▸ MATERIAL TO PROCESS
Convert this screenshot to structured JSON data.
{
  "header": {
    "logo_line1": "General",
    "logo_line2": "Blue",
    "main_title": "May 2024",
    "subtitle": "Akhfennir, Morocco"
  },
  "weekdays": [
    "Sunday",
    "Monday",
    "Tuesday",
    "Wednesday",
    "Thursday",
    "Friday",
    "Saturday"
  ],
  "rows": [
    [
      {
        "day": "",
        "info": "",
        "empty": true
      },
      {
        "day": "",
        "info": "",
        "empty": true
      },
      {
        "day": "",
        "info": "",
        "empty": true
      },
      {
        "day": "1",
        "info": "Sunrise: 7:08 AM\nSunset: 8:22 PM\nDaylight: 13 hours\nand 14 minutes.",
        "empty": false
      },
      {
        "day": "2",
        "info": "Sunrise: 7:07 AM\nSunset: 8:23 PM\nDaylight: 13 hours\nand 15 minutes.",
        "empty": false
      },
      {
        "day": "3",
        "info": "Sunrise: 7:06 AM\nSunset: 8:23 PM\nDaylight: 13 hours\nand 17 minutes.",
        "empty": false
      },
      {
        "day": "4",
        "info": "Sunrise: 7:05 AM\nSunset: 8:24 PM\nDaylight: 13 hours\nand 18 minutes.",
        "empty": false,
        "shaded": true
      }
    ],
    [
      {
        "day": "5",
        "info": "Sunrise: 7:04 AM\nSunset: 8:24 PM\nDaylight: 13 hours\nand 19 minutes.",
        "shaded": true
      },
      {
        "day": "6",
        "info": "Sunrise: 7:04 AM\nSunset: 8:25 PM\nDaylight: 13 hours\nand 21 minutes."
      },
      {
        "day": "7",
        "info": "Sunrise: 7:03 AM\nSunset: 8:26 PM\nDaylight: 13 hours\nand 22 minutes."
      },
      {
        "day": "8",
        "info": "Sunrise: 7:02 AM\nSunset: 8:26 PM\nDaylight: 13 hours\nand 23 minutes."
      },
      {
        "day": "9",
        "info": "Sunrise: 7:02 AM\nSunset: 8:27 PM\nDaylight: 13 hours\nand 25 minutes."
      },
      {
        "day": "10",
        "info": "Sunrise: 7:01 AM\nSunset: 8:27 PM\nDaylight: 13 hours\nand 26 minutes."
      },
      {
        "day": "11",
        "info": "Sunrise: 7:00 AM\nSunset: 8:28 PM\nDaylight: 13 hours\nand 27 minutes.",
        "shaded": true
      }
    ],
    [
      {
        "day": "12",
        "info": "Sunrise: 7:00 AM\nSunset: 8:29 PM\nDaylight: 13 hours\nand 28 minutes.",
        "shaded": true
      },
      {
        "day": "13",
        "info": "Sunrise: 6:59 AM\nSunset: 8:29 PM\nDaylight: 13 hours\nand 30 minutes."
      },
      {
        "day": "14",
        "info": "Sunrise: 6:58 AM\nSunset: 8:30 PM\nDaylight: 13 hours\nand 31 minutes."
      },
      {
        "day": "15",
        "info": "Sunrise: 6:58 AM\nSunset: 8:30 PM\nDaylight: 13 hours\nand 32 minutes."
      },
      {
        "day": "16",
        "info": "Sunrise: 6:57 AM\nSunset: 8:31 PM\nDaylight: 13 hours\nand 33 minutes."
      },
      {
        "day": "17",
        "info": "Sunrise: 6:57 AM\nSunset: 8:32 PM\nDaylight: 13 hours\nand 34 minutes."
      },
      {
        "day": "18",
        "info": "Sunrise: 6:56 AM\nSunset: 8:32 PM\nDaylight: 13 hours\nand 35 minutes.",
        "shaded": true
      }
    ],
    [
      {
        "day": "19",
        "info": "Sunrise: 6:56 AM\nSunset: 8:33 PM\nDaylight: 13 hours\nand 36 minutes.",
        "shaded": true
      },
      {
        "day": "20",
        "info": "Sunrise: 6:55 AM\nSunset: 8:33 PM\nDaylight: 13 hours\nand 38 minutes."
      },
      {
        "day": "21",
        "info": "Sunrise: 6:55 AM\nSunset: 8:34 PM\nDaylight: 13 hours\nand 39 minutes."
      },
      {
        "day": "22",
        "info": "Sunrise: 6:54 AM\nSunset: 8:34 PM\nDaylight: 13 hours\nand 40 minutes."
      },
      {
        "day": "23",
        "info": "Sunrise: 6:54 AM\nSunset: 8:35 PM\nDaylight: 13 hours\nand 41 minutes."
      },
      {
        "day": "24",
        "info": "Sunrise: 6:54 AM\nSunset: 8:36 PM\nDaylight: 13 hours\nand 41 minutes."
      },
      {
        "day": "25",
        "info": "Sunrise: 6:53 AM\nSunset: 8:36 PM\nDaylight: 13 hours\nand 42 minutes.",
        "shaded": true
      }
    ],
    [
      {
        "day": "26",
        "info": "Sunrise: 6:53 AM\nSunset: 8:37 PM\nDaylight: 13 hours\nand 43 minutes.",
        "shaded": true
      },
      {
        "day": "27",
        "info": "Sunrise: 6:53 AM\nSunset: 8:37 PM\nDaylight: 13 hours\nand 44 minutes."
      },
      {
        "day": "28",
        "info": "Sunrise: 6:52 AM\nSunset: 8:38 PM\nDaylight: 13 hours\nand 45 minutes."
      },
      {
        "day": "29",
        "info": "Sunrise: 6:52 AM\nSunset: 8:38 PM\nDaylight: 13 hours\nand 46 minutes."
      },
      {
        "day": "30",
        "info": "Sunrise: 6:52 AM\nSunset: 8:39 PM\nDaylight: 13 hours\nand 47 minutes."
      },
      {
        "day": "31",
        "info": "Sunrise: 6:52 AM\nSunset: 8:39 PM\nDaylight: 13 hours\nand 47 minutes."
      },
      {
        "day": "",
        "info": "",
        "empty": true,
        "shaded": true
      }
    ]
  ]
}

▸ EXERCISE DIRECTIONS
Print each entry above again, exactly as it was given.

▸ REPLY
Convert this screenshot to structured JSON data.
{
  "header": {
    "logo_line1": "General",
    "logo_line2": "Blue",
    "main_title": "May 2024",
    "subtitle": "Akhfennir, Morocco"
  },
  "weekdays": [
    "Sunday",
    "Monday",
    "Tuesday",
    "Wednesday",
    "Thursday",
    "Friday",
    "Saturday"
  ],
  "rows": [
    [
      {
        "day": "",
        "info": "",
        "empty": true
      },
      {
        "day": "",
        "info": "",
        "empty": true
      },
      {
        "day": "",
        "info": "",
        "empty": true
      },
      {
        "day": "1",
        "info": "Sunrise: 7:08 AM\nSunset: 8:22 PM\nDaylight: 13 hours\nand 14 minutes.",
        "empty": false
      },
      {
        "day": "2",
        "info": "Sunrise: 7:07 AM\nSunset: 8:23 PM\nDaylight: 13 hours\nand 15 minutes.",
        "empty": false
      },
      {
        "day": "3",
        "info": "Sunrise: 7:06 AM\nSunset: 8:23 PM\nDaylight: 13 hours\nand 17 minutes.",
        "empty": false
      },
      {
        "day": "4",
        "info": "Sunrise: 7:05 AM\nSunset: 8:24 PM\nDaylight: 13 hours\nand 18 minutes.",
        "empty": false,
        "shaded": true
      }
    ],
    [
      {
        "day": "5",
        "info": "Sunrise: 7:04 AM\nSunset: 8:24 PM\nDaylight: 13 hours\nand 19 minutes.",
        "shaded": true
      },
      {
        "day": "6",
        "info": "Sunrise: 7:04 AM\nSunset: 8:25 PM\nDaylight: 13 hours\nand 21 minutes."
      },
      {
        "day": "7",
        "info": "Sunrise: 7:03 AM\nSunset: 8:26 PM\nDaylight: 13 hours\nand 22 minutes."
      },
      {
        "day": "8",
        "info": "Sunrise: 7:02 AM\nSunset: 8:26 PM\nDaylight: 13 hours\nand 23 minutes."
      },
      {
        "day": "9",
        "info": "Sunrise: 7:02 AM\nSunset: 8:27 PM\nDaylight: 13 hours\nand 25 minutes."
      },
      {
        "day": "10",
        "info": "Sunrise: 7:01 AM\nSunset: 8:27 PM\nDaylight: 13 hours\nand 26 minutes."
      },
      {
        "day": "11",
        "info": "Sunrise: 7:00 AM\nSunset: 8:28 PM\nDaylight: 13 hours\nand 27 minutes.",
        "shaded": true
      }
    ],
    [
      {
        "day": "12",
        "info": "Sunrise: 7:00 AM\nSunset: 8:29 PM\nDaylight: 13 hours\nand 28 minutes.",
        "shaded": true
      },
      {
        "day": "13",
        "info": "Sunrise: 6:59 AM\nSunset: 8:29 PM\nDaylight: 13 hours\nand 30 minutes."
      },
      {
        "day": "14",
        "info": "Sunrise: 6:58 AM\nSunset: 8:30 PM\nDaylight: 13 hours\nand 31 minutes."
      },
      {
        "day": "15",
        "info": "Sunrise: 6:58 AM\nSunset: 8:30 PM\nDaylight: 13 hours\nand 32 minutes."
      },
      {
        "day": "16",
        "info": "Sunrise: 6:57 AM\nSunset: 8:31 PM\nDaylight: 13 hours\nand 33 minutes."
      },
      {
        "day": "17",
        "info": "Sunrise: 6:57 AM\nSunset: 8:32 PM\nDaylight: 13 hours\nand 34 minutes."
      },
      {
        "day": "18",
        "info": "Sunrise: 6:56 AM\nSunset: 8:32 PM\nDaylight: 13 hours\nand 35 minutes.",
        "shaded": true
      }
    ],
    [
      {
        "day": "19",
        "info": "Sunrise: 6:56 AM\nSunset: 8:33 PM\nDaylight: 13 hours\nand 36 minutes.",
        "shaded": true
      },
      {
        "day": "20",
        "info": "Sunrise: 6:55 AM\nSunset: 8:33 PM\nDaylight: 13 hours\nand 38 minutes."
      },
      {
        "day": "21",
        "info": "Sunrise: 6:55 AM\nSunset: 8:34 PM\nDaylight: 13 hours\nand 39 minutes."
      },
      {
        "day": "22",
        "info": "Sunrise: 6:54 AM\nSunset: 8:34 PM\nDaylight: 13 hours\nand 40 minutes."
      },
      {
        "day": "23",
        "info": "Sunrise: 6:54 AM\nSunset: 8:35 PM\nDaylight: 13 hours\nand 41 minutes."
      },
      {
        "day": "24",
        "info": "Sunrise: 6:54 AM\nSunset: 8:36 PM\nDaylight: 13 hours\nand 41 minutes."
      },
      {
        "day": "25",
        "info": "Sunrise: 6:53 AM\nSunset: 8:36 PM\nDaylight: 13 hours\nand 42 minutes.",
        "shaded": true
      }
    ],
    [
      {
        "day": "26",
        "info": "Sunrise: 6:53 AM\nSunset: 8:37 PM\nDaylight: 13 hours\nand 43 minutes.",
        "shaded": true
      },
      {
        "day": "27",
        "info": "Sunrise: 6:53 AM\nSunset: 8:37 PM\nDaylight: 13 hours\nand 44 minutes."
      },
      {
        "day": "28",
        "info": "Sunrise: 6:52 AM\nSunset: 8:38 PM\nDaylight: 13 hours\nand 45 minutes."
      },
      {
        "day": "29",
        "info": "Sunrise: 6:52 AM\nSunset: 8:38 PM\nDaylight: 13 hours\nand 46 minutes."
      },
      {
        "day": "30",
        "info": "Sunrise: 6:52 AM\nSunset: 8:39 PM\nDaylight: 13 hours\nand 47 minutes."
      },
      {
        "day": "31",
        "info": "Sunrise: 6:52 AM\nSunset: 8:39 PM\nDaylight: 13 hours\nand 47 minutes."
      },
      {
        "day": "",
        "info": "",
        "empty": true,
        "shaded": true
      }
    ]
  ]
}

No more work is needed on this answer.